Yet even today, Fairfield doesn't have a Little League softball field for girls.
It's not for lack of need. I understand there are many active teams here, a whole community devoted to the sport. Who knows how many more girls could play if there were a dedicated field for them, with real dugout benches, regulation basepaths, and even a scoreboard?
It's not because Fairfield doesn't support Little League. Heck, there's not one but actually two boys' fields.
It's not because we don't have the space. As I understand it, a while back Fairfield bought some property to be used for recreation, and it's still available.

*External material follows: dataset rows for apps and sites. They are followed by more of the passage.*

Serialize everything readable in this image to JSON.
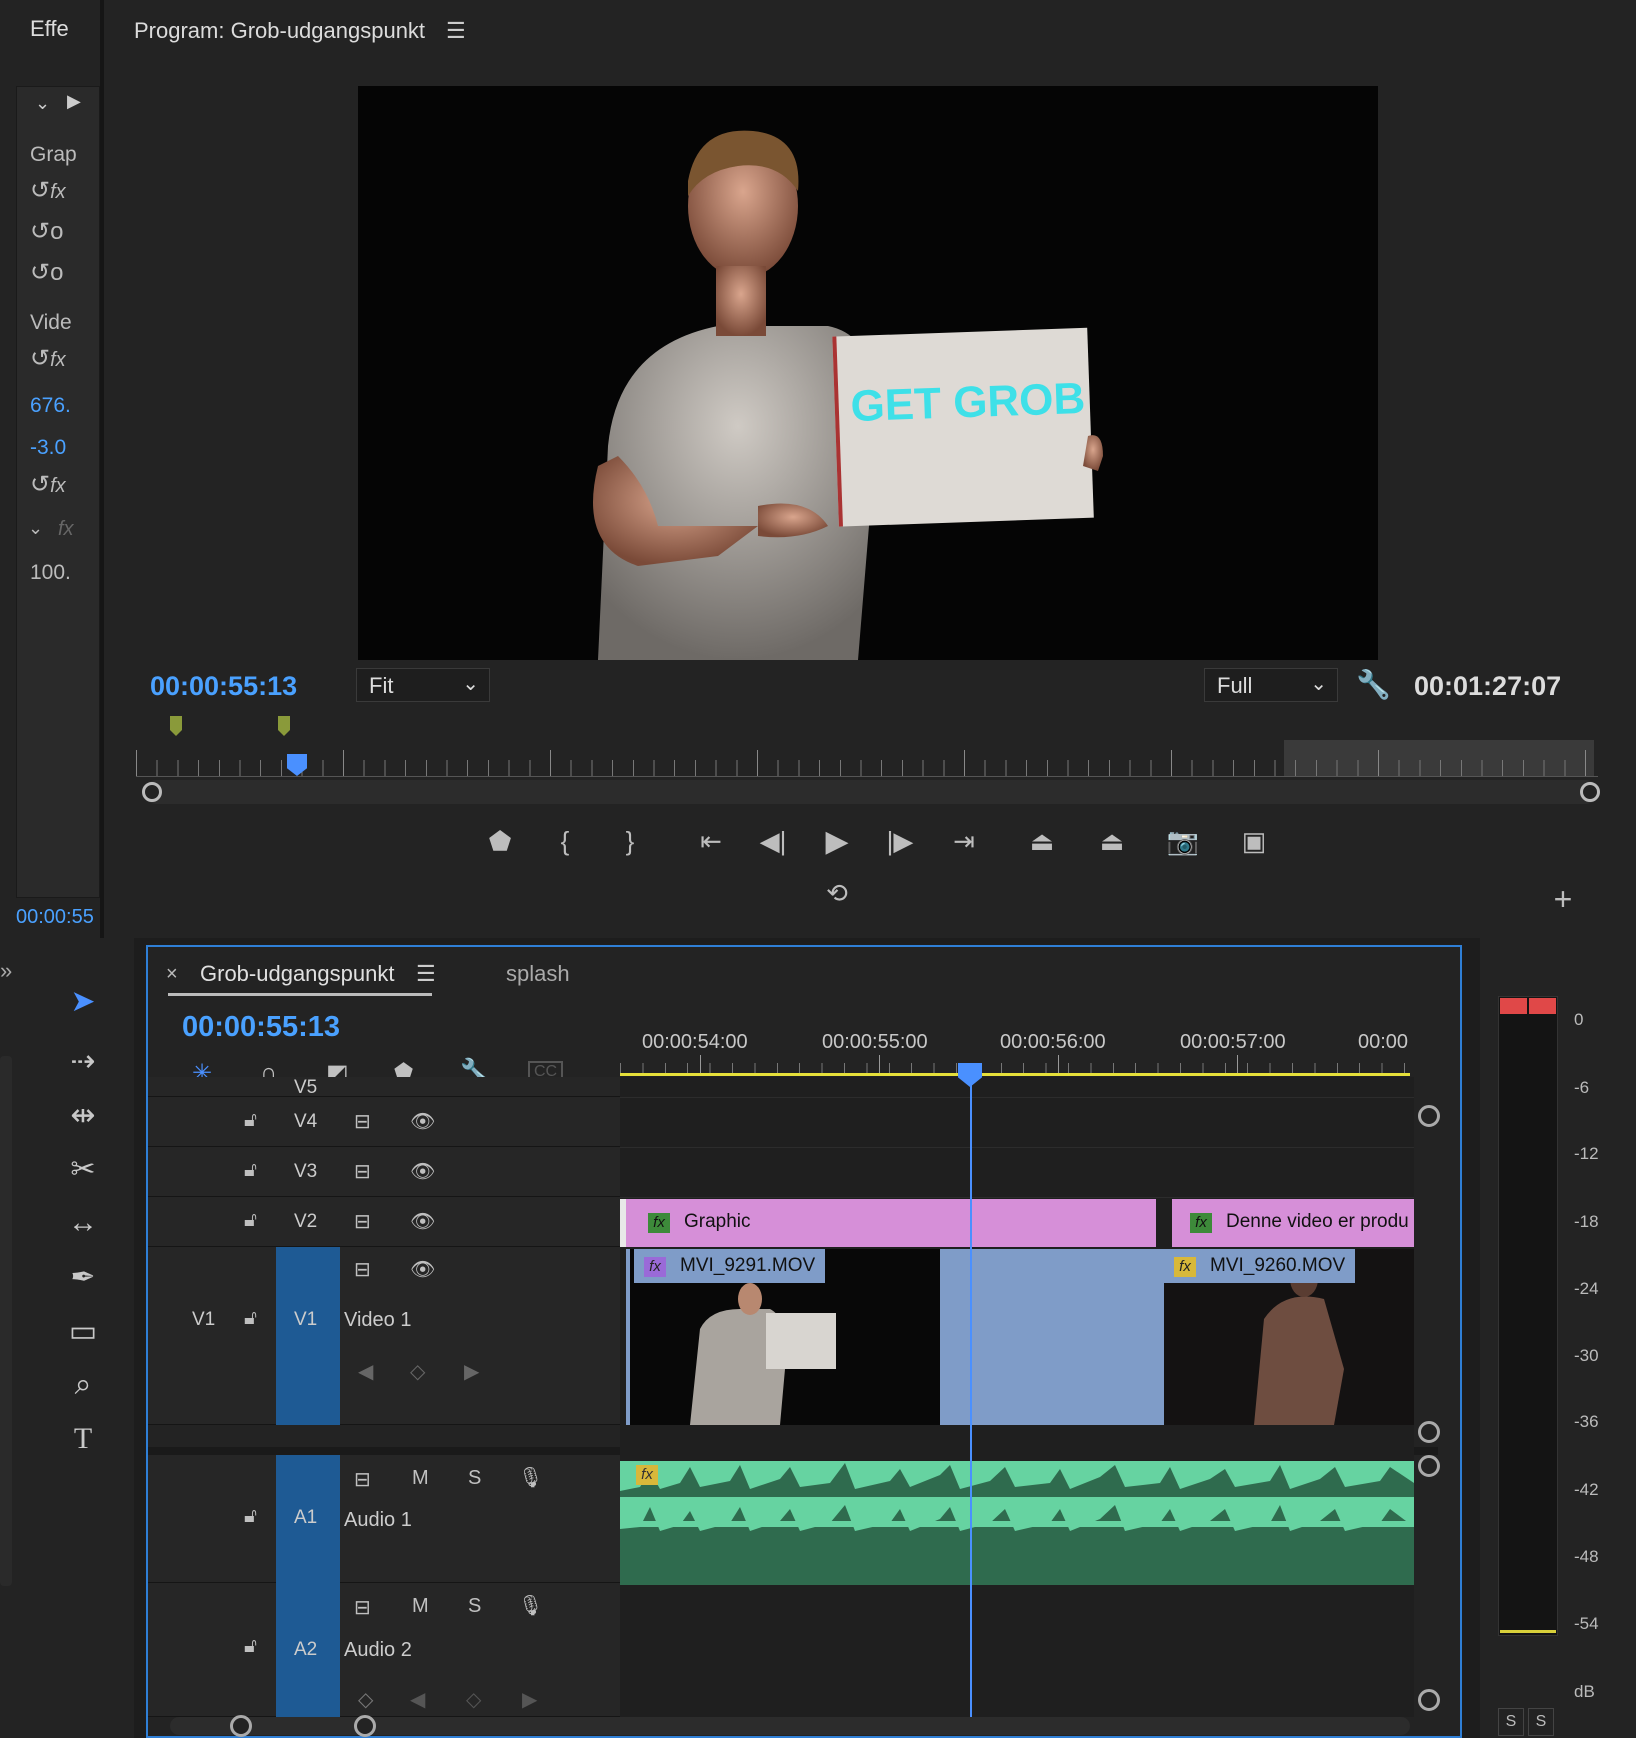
{
  "effects_panel": {
    "tab": "Effe",
    "rows": [
      "Grap",
      "Vide",
      "676.",
      "-3.0",
      "100."
    ],
    "timecode": "00:00:55"
  },
  "program": {
    "title": "Program: Grob-udgangspunkt",
    "sign_text": "GET GROB",
    "timecode": "00:00:55:13",
    "fit": "Fit",
    "quality": "Full",
    "duration": "00:01:27:07"
  },
  "timeline": {
    "tab_active": "Grob-udgangspunkt",
    "tab_other": "splash",
    "timecode": "00:00:55:13",
    "ruler": [
      "00:00:54:00",
      "00:00:55:00",
      "00:00:56:00",
      "00:00:57:00",
      "00:00"
    ],
    "tracks": {
      "v5": "V5",
      "v4": "V4",
      "v3": "V3",
      "v2": "V2",
      "v1_src": "V1",
      "v1": "V1",
      "v1_name": "Video 1",
      "a1": "A1",
      "a1_name": "Audio 1",
      "a2": "A2",
      "a2_name": "Audio 2",
      "m": "M",
      "s": "S"
    },
    "clips": {
      "graphic": "Graphic",
      "denne": "Denne video er produ",
      "mvi1": "MVI_9291.MOV",
      "mvi2": "MVI_9260.MOV"
    }
  },
  "meter": {
    "labels": [
      "0",
      "-6",
      "-12",
      "-18",
      "-24",
      "-30",
      "-36",
      "-42",
      "-48",
      "-54",
      "dB"
    ],
    "solo": [
      "S",
      "S"
    ]
  },
  "icons": [
    "selection-tool-icon",
    "track-select-icon",
    "ripple-edit-icon",
    "razor-icon",
    "slip-icon",
    "pen-icon",
    "rectangle-icon",
    "zoom-icon",
    "type-icon",
    "wrench-icon",
    "camera-icon",
    "lock-icon",
    "eye-icon",
    "mic-icon",
    "play-icon",
    "marker-icon"
  ]
}
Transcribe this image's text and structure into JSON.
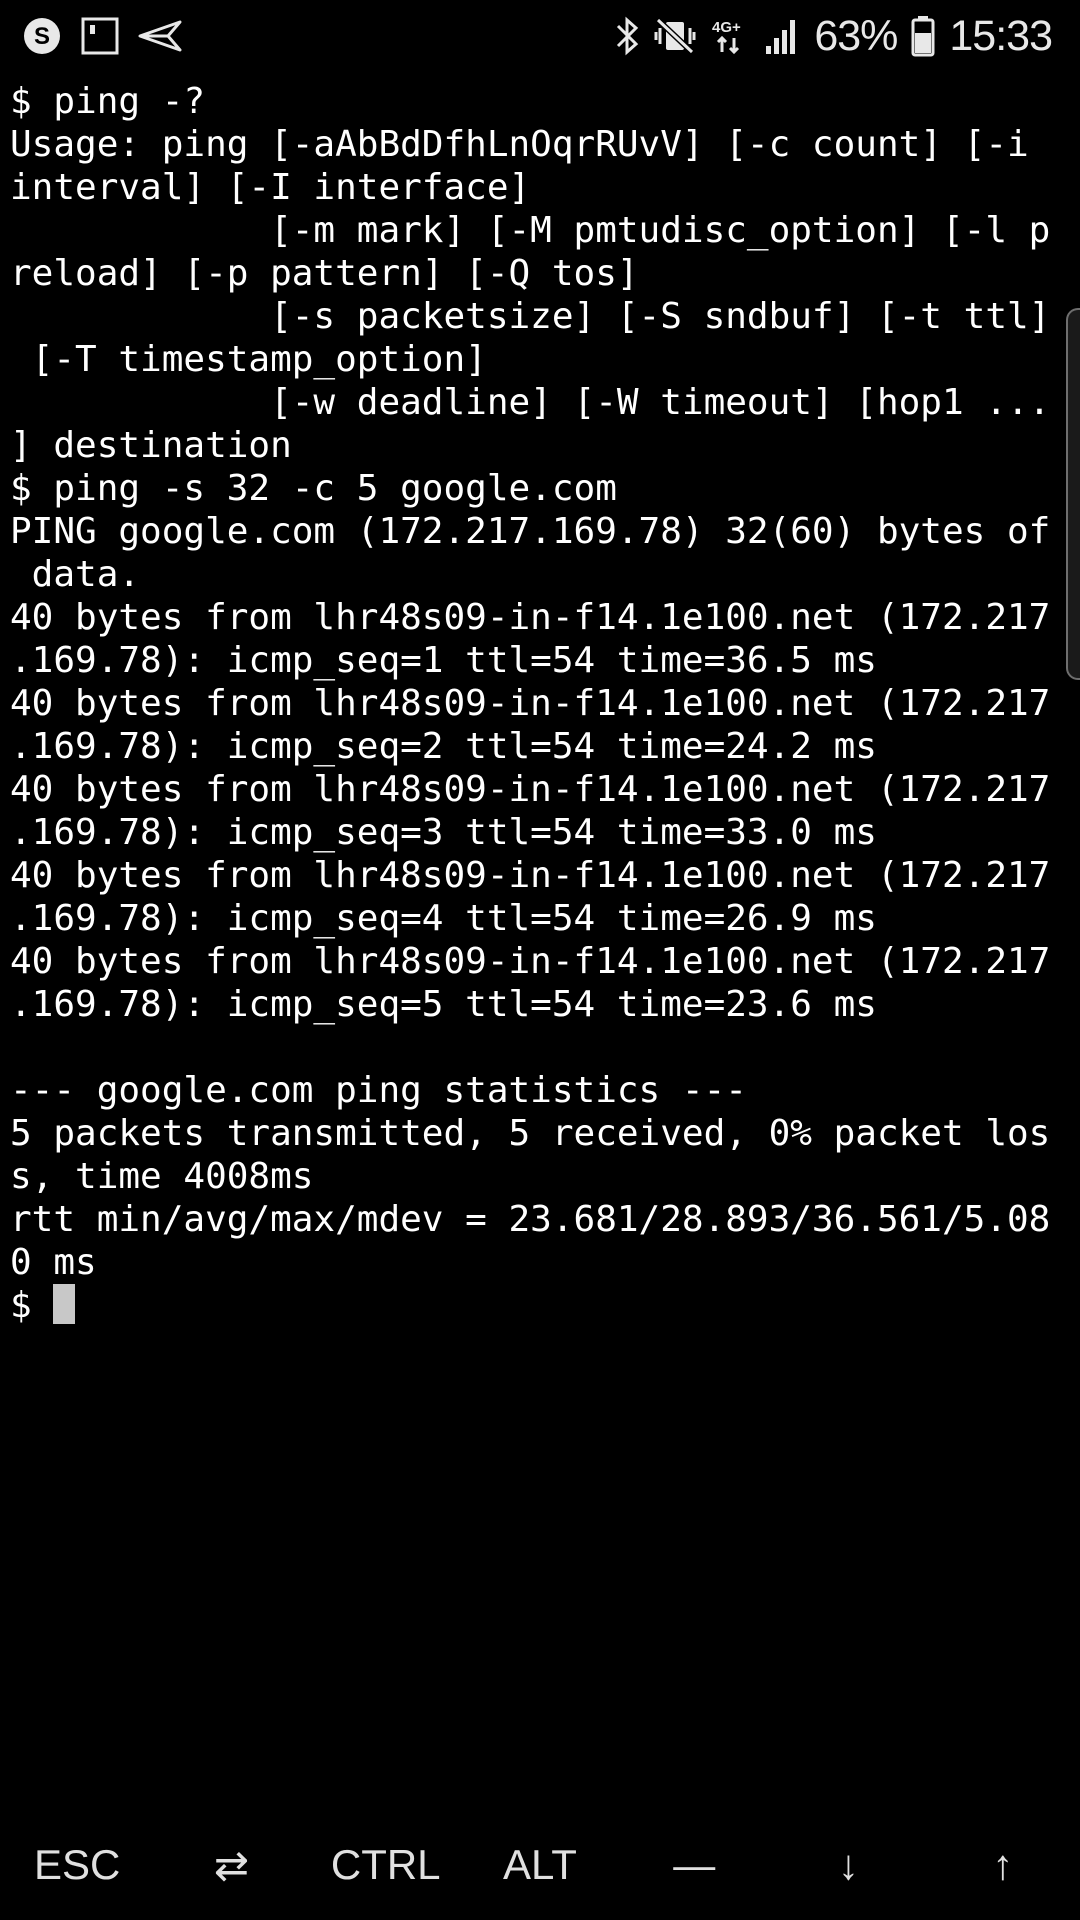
{
  "status_bar": {
    "left_icons": [
      "s-circle-icon",
      "notification-square-icon",
      "paper-plane-icon"
    ],
    "right_icons": [
      "bluetooth-icon",
      "vibrate-mute-icon",
      "4g-plus-data-icon",
      "signal-icon"
    ],
    "battery_percent": "63%",
    "battery_level": 0.63,
    "time": "15:33"
  },
  "terminal": {
    "lines": [
      "$ ping -?",
      "Usage: ping [-aAbBdDfhLnOqrRUvV] [-c count] [-i",
      "interval] [-I interface]",
      "            [-m mark] [-M pmtudisc_option] [-l p",
      "reload] [-p pattern] [-Q tos]",
      "            [-s packetsize] [-S sndbuf] [-t ttl]",
      " [-T timestamp_option]",
      "            [-w deadline] [-W timeout] [hop1 ...",
      "] destination",
      "$ ping -s 32 -c 5 google.com",
      "PING google.com (172.217.169.78) 32(60) bytes of",
      " data.",
      "40 bytes from lhr48s09-in-f14.1e100.net (172.217",
      ".169.78): icmp_seq=1 ttl=54 time=36.5 ms",
      "40 bytes from lhr48s09-in-f14.1e100.net (172.217",
      ".169.78): icmp_seq=2 ttl=54 time=24.2 ms",
      "40 bytes from lhr48s09-in-f14.1e100.net (172.217",
      ".169.78): icmp_seq=3 ttl=54 time=33.0 ms",
      "40 bytes from lhr48s09-in-f14.1e100.net (172.217",
      ".169.78): icmp_seq=4 ttl=54 time=26.9 ms",
      "40 bytes from lhr48s09-in-f14.1e100.net (172.217",
      ".169.78): icmp_seq=5 ttl=54 time=23.6 ms",
      "",
      "--- google.com ping statistics ---",
      "5 packets transmitted, 5 received, 0% packet los",
      "s, time 4008ms",
      "rtt min/avg/max/mdev = 23.681/28.893/36.561/5.08",
      "0 ms"
    ],
    "prompt": "$ "
  },
  "extra_keys": [
    {
      "name": "key-esc",
      "label": "ESC"
    },
    {
      "name": "key-tab",
      "label": "⇄"
    },
    {
      "name": "key-ctrl",
      "label": "CTRL"
    },
    {
      "name": "key-alt",
      "label": "ALT"
    },
    {
      "name": "key-dash",
      "label": "—"
    },
    {
      "name": "key-down-arrow",
      "label": "↓"
    },
    {
      "name": "key-up-arrow",
      "label": "↑"
    }
  ],
  "colors": {
    "background": "#000000",
    "text": "#ffffff",
    "cursor": "#c8c8c8"
  }
}
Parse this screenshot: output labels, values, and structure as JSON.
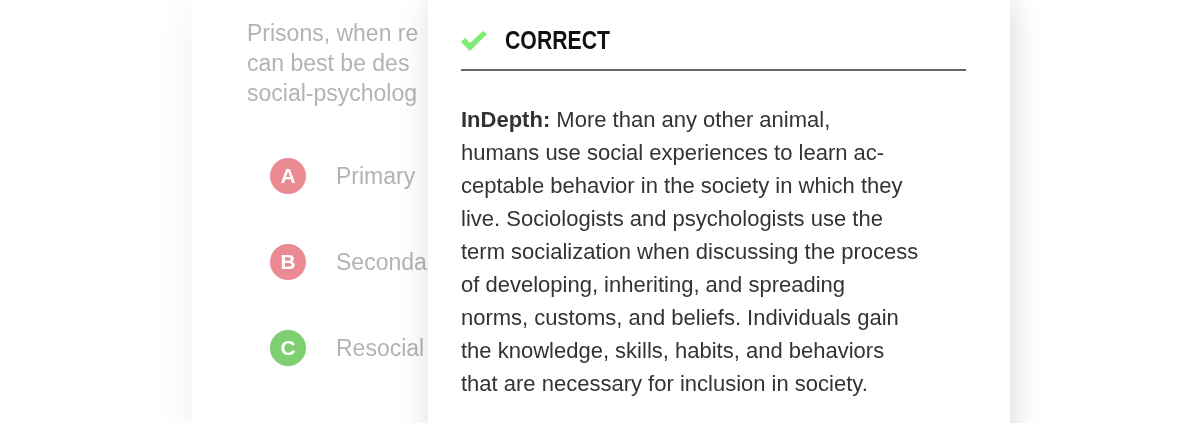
{
  "question": {
    "text": "Prisons, when re\ncan best be des\nsocial-psycholog",
    "options": [
      {
        "letter": "A",
        "text": "Primary",
        "correct": false
      },
      {
        "letter": "B",
        "text": "Seconda",
        "correct": false
      },
      {
        "letter": "C",
        "text": "Resocial",
        "correct": true
      }
    ]
  },
  "feedback": {
    "result": "CORRECT",
    "correct": true,
    "text": "**InDepth:** More than any other animal,\nhumans use social experiences to learn ac-\nceptable behavior in the society in which they\nlive. Sociologists and psychologists use the\nterm socialization when discussing the process\nof developing, inheriting, and spreading\nnorms, customs, and beliefs. Individuals gain\nthe knowledge, skills, habits, and behaviors\nthat are necessary for inclusion in society."
  }
}
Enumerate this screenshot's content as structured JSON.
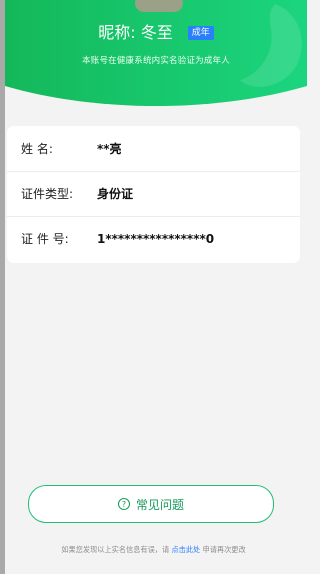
{
  "header": {
    "nickname_label": "昵称:",
    "nickname_value": "冬至",
    "badge": "成年",
    "subtitle": "本账号在健康系统内实名验证为成年人"
  },
  "identity": {
    "rows": [
      {
        "label": "姓 名:",
        "value": "**亮"
      },
      {
        "label": "证件类型:",
        "value": "身份证"
      },
      {
        "label": "证 件 号:",
        "value": "1****************0"
      }
    ]
  },
  "actions": {
    "faq_label": "常见问题"
  },
  "footer": {
    "prefix": "如果您发现以上实名信息有误，请",
    "link": "点击此处",
    "suffix": "申请再次更改"
  }
}
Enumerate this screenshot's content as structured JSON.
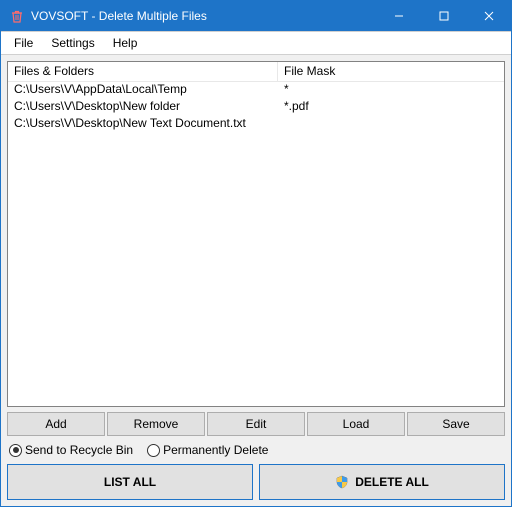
{
  "window": {
    "title": "VOVSOFT - Delete Multiple Files"
  },
  "menu": {
    "file": "File",
    "settings": "Settings",
    "help": "Help"
  },
  "list": {
    "head_files": "Files & Folders",
    "head_mask": "File Mask",
    "rows": [
      {
        "path": "C:\\Users\\V\\AppData\\Local\\Temp",
        "mask": "*"
      },
      {
        "path": "C:\\Users\\V\\Desktop\\New folder",
        "mask": "*.pdf"
      },
      {
        "path": "C:\\Users\\V\\Desktop\\New Text Document.txt",
        "mask": ""
      }
    ]
  },
  "buttons": {
    "add": "Add",
    "remove": "Remove",
    "edit": "Edit",
    "load": "Load",
    "save": "Save"
  },
  "radios": {
    "recycle": "Send to Recycle Bin",
    "permanent": "Permanently Delete",
    "selected": "recycle"
  },
  "bigbuttons": {
    "list_all": "LIST ALL",
    "delete_all": "DELETE ALL"
  }
}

I don't know why a girls' field has never been built here. Anyway, we can only learn from the past, not change it. It hurts me deeply to hear that now, finally, when so many pieces are in place to build a field, there's still some opposition.
Let me state the obvious: An 8-year-old girl won't buy any of the arguments put up by the opposition, no matter how well-crafted they may seem. Until a field is built all she'll know is that her brother has a field to play on, and she doesn't. That, as I said, does something to a person. I truly love Fairfield, but really, what kind of town would deliver such a message to its children?
So I am grateful for our Board of Selectmen and our Board of Finance, who have reviewed the proposal with a fine-tooth comb and think building a girls' field -- and building it now -- is a good idea for Fairfield. I respectfully implore our RTM members to carefully consider the consequences -- tangible and intangible -- of their upcoming vote, and please decide in favor of building a field for the girls. It is time, truly.
Writer's note: The writer has no vested interest in the girls league; her daughter is in college and past Little League age.
Maintain open space
I am as a concerned resident who is urging you to vote no to the $350,000 proposal to build a girls' softball field on the last piece of open space property on Hoyden's Hill Lane. If not voted against, this will destroy almost 10 acres of irreplaceable open space. Open space benefits all town residents and a ball field will only be usable by a few. Open space adds to the quality of life in our town for all residents now and generations to come. Losing the open space would have adverse effects on wildlife that make this space their home. Let's maintain the beauty and integrity of this town and vote no to the girls' softball field proposal.